The cancer that originates from breast tissue, either from the lining of the milk duct or from the lobules, is known as breast cancer. Mostly, women are affected by breast cancer, but men can also be diagnosed with breast cancer at times.
In vitro study we conducted in collaboration with the same cancer center was published this year in the International Journal of Oncology, entitled, “Cytotoxic effects of ultra-diluted remedies on breast cancer cells”. We studied four homeopathic remedies against two human breast adenocarcinoma cell lines (MCF-7 and MDA-MB-231) and a cell line derived from immortalized normal human mammary epithelial cells (HMLE).

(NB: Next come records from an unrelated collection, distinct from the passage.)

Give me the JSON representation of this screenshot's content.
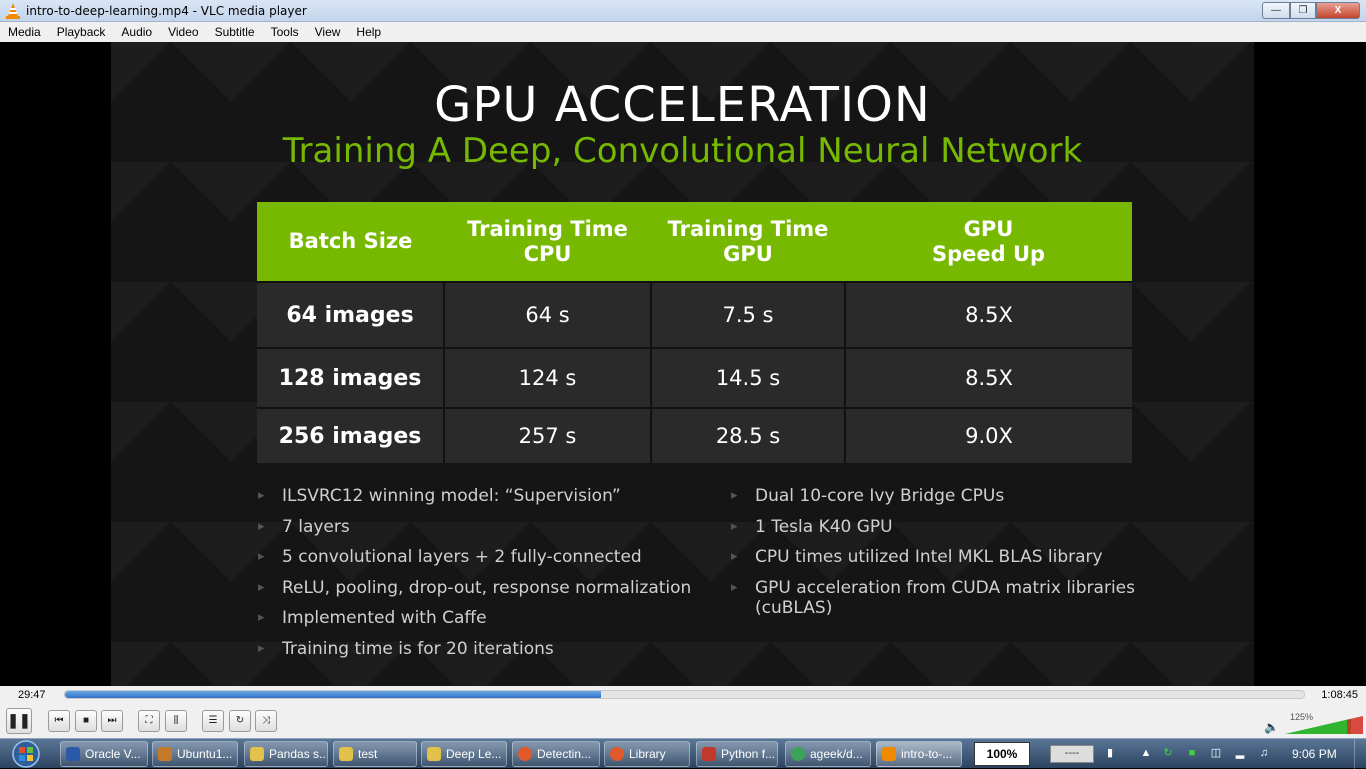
{
  "window": {
    "title": "intro-to-deep-learning.mp4 - VLC media player",
    "buttons": {
      "minimize": "—",
      "maximize": "❐",
      "close": "X"
    }
  },
  "menu": [
    "Media",
    "Playback",
    "Audio",
    "Video",
    "Subtitle",
    "Tools",
    "View",
    "Help"
  ],
  "slide": {
    "title": "GPU ACCELERATION",
    "subtitle": "Training A Deep, Convolutional Neural Network",
    "table": {
      "headers": [
        "Batch Size",
        "Training Time\nCPU",
        "Training Time\nGPU",
        "GPU\nSpeed Up"
      ],
      "rows": [
        [
          "64 images",
          "64 s",
          "7.5 s",
          "8.5X"
        ],
        [
          "128 images",
          "124 s",
          "14.5 s",
          "8.5X"
        ],
        [
          "256 images",
          "257 s",
          "28.5 s",
          "9.0X"
        ]
      ]
    },
    "bullets_left": [
      "ILSVRC12 winning model:  “Supervision”",
      "7 layers",
      "5 convolutional layers + 2 fully-connected",
      "ReLU, pooling, drop-out, response normalization",
      "Implemented  with Caffe",
      "Training time  is for 20 iterations"
    ],
    "bullets_right": [
      "Dual 10-core Ivy Bridge CPUs",
      "1 Tesla K40 GPU",
      "CPU times utilized Intel MKL BLAS library",
      "GPU acceleration from CUDA matrix libraries (cuBLAS)"
    ],
    "colors": {
      "accent": "#76b900",
      "background": "#151515",
      "cell": "#2a2a2a"
    }
  },
  "player": {
    "elapsed": "29:47",
    "total": "1:08:45",
    "progress_fraction": 0.433,
    "volume_label": "125%",
    "controls": [
      {
        "name": "pause-button",
        "icon": "❚❚"
      },
      {
        "name": "previous-button",
        "icon": "⏮"
      },
      {
        "name": "stop-button",
        "icon": "■"
      },
      {
        "name": "next-button",
        "icon": "⏭"
      },
      {
        "name": "fullscreen-button",
        "icon": "⛶"
      },
      {
        "name": "extended-settings-button",
        "icon": "⫼"
      },
      {
        "name": "playlist-button",
        "icon": "☰"
      },
      {
        "name": "loop-button",
        "icon": "↻"
      },
      {
        "name": "shuffle-button",
        "icon": "⤨"
      }
    ]
  },
  "taskbar": {
    "items": [
      {
        "label": "Oracle V...",
        "color": "#2a5aa8"
      },
      {
        "label": "Ubuntu1...",
        "color": "#c47a2a"
      },
      {
        "label": "Pandas s...",
        "color": "#e4c14a"
      },
      {
        "label": "test",
        "color": "#e4c14a"
      },
      {
        "label": "Deep Le...",
        "color": "#e4c14a"
      },
      {
        "label": "Detectin...",
        "color": "#e0592a"
      },
      {
        "label": "Library",
        "color": "#e0592a"
      },
      {
        "label": "Python f...",
        "color": "#c0392b"
      },
      {
        "label": "ageek/d...",
        "color": "#3aa357"
      },
      {
        "label": "intro-to-...",
        "color": "#f08a00"
      }
    ],
    "zoom": "100%",
    "tray_box": "----",
    "clock": "9:06 PM"
  }
}
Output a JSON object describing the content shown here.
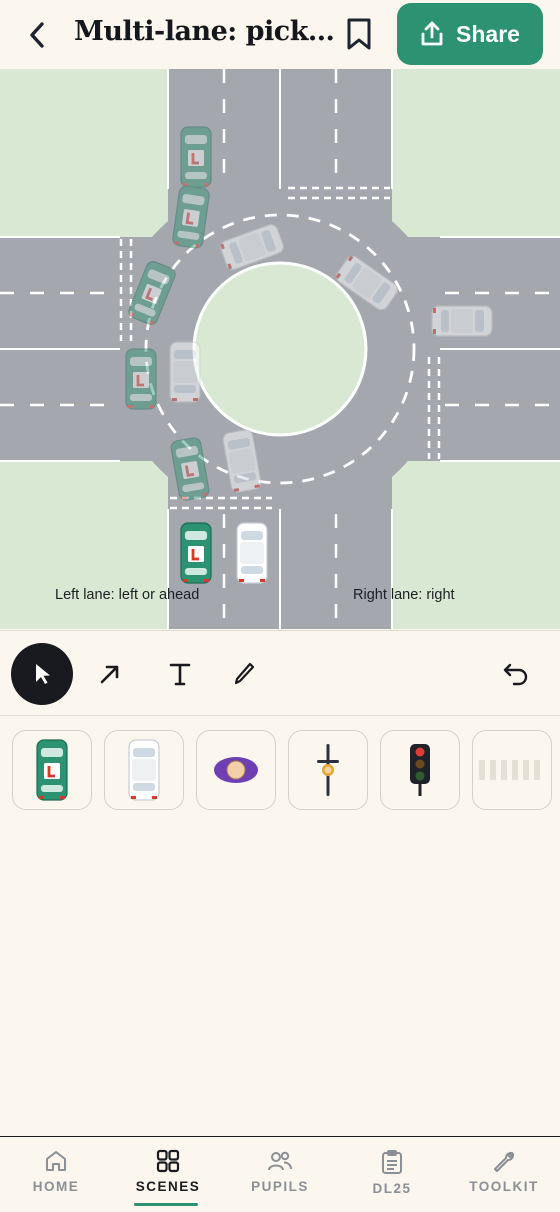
{
  "header": {
    "title": "Multi-lane: pick your lane",
    "share_label": "Share",
    "icons": [
      "chevron-left-icon",
      "bookmark-icon",
      "share-upload-icon"
    ]
  },
  "scene": {
    "left_lane_label": "Left lane: left or ahead",
    "right_lane_label": "Right lane: right",
    "colors": {
      "grass": "#d9e8d2",
      "road": "#a4a7ae",
      "learner_car": "#2d9272",
      "other_car": "#ffffff"
    }
  },
  "tools": [
    {
      "name": "select",
      "icon": "pointer-icon",
      "active": true
    },
    {
      "name": "arrow",
      "icon": "arrow-icon",
      "active": false
    },
    {
      "name": "text",
      "icon": "text-icon",
      "active": false
    },
    {
      "name": "pen",
      "icon": "pen-icon",
      "active": false
    },
    {
      "name": "undo",
      "icon": "undo-icon",
      "active": false
    }
  ],
  "palette": [
    {
      "name": "learner-car",
      "icon": "learner-car-icon"
    },
    {
      "name": "white-car",
      "icon": "white-car-icon"
    },
    {
      "name": "pedestrian",
      "icon": "pedestrian-icon"
    },
    {
      "name": "cyclist",
      "icon": "cyclist-icon"
    },
    {
      "name": "traffic-light",
      "icon": "traffic-light-icon"
    },
    {
      "name": "zebra-crossing",
      "icon": "zebra-crossing-icon"
    }
  ],
  "nav": {
    "items": [
      {
        "label": "HOME",
        "icon": "home-icon",
        "active": false
      },
      {
        "label": "SCENES",
        "icon": "grid-icon",
        "active": true
      },
      {
        "label": "PUPILS",
        "icon": "people-icon",
        "active": false
      },
      {
        "label": "DL25",
        "icon": "clipboard-icon",
        "active": false
      },
      {
        "label": "TOOLKIT",
        "icon": "wrench-icon",
        "active": false
      }
    ]
  }
}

The remedies exerted preferential cytotoxic effects against the two breast cancer cell lines, causing cell cycle delay/arrest and apoptosis. These effects were accompanied by altered expression of the cell cycle regulatory proteins, as well as induction of the apoptotic cascade in the treated cells. The findings demonstrate that Banerji protocol remedies preferentially induce growth arrest and cell death response in human breast carcinoma cells compared with cells derived from normal mammary epithelial cells. The degree of these cytotoxic effects vary between the two breast carcinoma cell types analyzed, which differ in their estrogen receptor status and the presence of the tumor suppressor protein p53.
The cell division arrest and cell death responses in the carcinoma cells are accompanied with discrete changes in the expression profiles of the genes which control cell division and cell death and these gene expression changes indicate the underlying mechanisms responsible for the cytotoxic effects induced by the Banerji protocol remedies. All four of these remedies are used in our clinic for treatment of breast tumors.
According to our data of the above mentioned 941 cases, in 19% of the cases, the malignant tumors completely regressed and 21% of the cases were static or improved after treatment. In this group the tumors gradually improved/regressed and then became static. This group also includes cases where the tumor did not regress but became static. In cases with static tumors, the follow up continued for at least two years and in some cases the follow ups have continued for 10 years.